“No, can’t say that I do.”

“You know, it went something like, ‘On the wings of a snow, white dove; He sent His...something, something love. . . .’ How’d that go?”

“I don’t remember.”

She leaves. But as she’s driving off, there’s old Mac, standing at the window watching his baby leave for the last time, and from somewhere he thought he’d buried forever he starts to sing: “On the wings of a snow, white dove; He sent his pure, sweet love; A sign from above, on the wings of a dove.”

Now, both make the point, but which would you rather hear? Moreover, notice: part of the power of the scene is the fact that both those who’ve seen the movie and those who haven’t experience the poignancy, encounter the pain, embrace the pathos: the latter for the first time, the former all over again for the very first time.

The purpose of this article, therefore, is to discuss and to demonstrate how the cinema can be used as a resource in preaching. I begin with a brief description of my homiletic, firmly positioning my preaching style within the so-called “new homiletic.” I will then proceed to a brief exegetical analysis of the biblical text of the sermon, followed by a brief description of the movie which serves as the “point of entry” for the sermon. Finally, I will present the sermon itself so as to demonstrate one preacher’s “take” on the utility of the cinema in sermonizing.

(To download and read the entire article, click here)

1 comment:

Unknown said...

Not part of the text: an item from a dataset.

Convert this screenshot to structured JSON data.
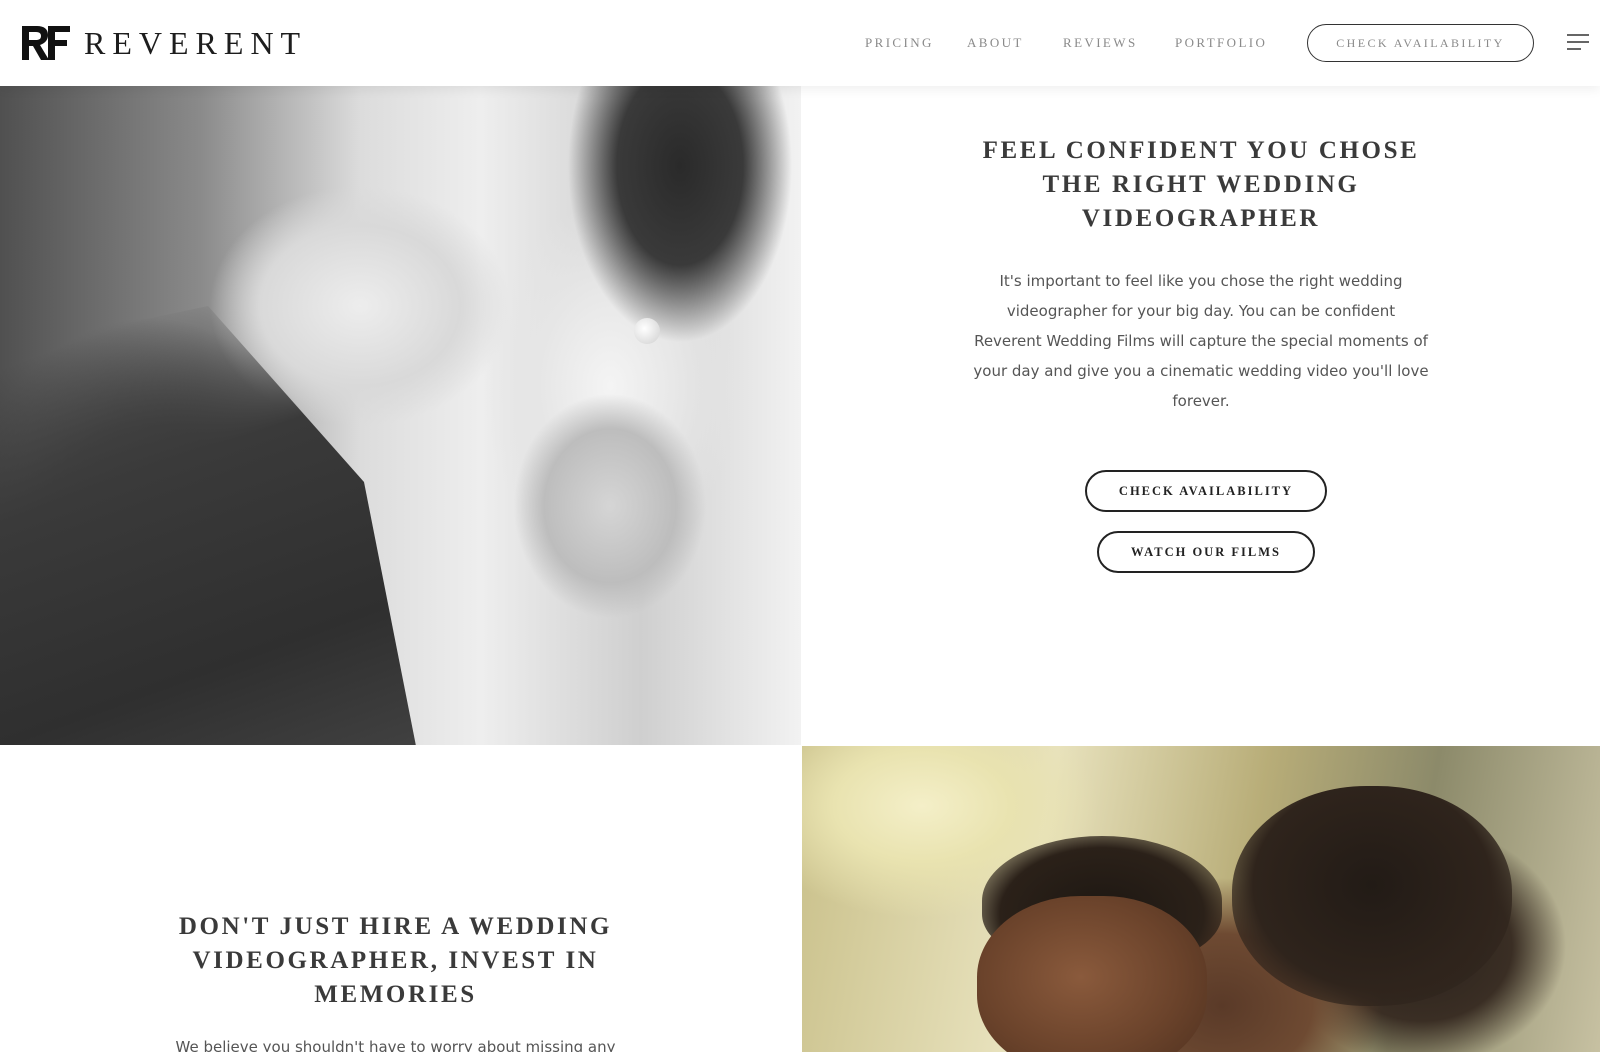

And this you do so well. I so miss your sermons. Everyone has their gift and I am glad to have been given the opportunity to hear you speak in person. Hope your Christmas was bright! Best wishes to you and Cheryl for the coming year.
Much love,